*About this task*
If a line of the records holds the word "Flipkart", copy it out.

◇ ◇ ◇ ◇ ◇ ◇ ◇

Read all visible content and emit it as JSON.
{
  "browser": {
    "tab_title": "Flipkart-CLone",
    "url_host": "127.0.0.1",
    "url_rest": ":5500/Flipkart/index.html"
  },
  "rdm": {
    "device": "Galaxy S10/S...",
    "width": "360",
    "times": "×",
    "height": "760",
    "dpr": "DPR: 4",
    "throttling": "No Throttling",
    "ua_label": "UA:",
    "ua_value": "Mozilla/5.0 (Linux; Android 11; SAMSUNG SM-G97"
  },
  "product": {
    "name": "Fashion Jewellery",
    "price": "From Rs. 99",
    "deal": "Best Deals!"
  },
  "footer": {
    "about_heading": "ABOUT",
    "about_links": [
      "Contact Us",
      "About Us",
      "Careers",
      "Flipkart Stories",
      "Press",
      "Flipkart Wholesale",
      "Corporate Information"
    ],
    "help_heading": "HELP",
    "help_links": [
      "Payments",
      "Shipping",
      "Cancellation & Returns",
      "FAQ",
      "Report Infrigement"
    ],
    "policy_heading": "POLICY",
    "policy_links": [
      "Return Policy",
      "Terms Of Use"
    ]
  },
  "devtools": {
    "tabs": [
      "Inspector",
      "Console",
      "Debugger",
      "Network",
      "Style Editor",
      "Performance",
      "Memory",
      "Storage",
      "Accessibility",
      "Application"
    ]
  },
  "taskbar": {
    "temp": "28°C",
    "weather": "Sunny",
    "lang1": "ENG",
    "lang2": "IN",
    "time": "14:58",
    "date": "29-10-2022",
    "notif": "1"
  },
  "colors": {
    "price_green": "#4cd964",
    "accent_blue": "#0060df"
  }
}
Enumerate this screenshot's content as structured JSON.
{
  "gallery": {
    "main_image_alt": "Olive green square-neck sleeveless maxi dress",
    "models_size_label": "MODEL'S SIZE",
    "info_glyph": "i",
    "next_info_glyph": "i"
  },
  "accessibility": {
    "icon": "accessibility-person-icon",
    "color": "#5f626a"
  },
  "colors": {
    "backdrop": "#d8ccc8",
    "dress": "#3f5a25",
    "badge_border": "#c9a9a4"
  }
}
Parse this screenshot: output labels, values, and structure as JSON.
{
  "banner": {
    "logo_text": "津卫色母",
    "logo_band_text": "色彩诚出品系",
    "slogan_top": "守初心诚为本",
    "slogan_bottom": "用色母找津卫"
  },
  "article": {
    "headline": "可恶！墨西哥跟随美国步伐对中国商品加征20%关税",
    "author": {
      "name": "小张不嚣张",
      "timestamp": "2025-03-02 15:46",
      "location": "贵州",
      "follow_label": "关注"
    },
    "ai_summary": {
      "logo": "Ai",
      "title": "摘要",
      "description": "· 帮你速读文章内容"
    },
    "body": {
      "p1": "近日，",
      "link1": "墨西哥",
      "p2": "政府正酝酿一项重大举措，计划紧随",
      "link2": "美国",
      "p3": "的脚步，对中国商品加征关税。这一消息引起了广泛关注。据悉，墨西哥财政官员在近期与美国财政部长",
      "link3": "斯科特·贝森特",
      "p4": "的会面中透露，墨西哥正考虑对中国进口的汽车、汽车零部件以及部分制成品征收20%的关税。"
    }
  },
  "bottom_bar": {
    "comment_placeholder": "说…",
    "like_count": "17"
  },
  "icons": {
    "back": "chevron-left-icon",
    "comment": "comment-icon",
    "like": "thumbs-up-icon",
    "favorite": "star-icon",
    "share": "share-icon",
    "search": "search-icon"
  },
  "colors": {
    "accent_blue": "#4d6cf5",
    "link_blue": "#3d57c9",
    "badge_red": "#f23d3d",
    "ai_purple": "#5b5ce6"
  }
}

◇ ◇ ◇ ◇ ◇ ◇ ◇

*Solution to the problem*
    "tab_title": "Flipkart-CLone",
    "url_rest": ":5500/Flipkart/index.html"
      "Flipkart Stories",
      "Flipkart Wholesale",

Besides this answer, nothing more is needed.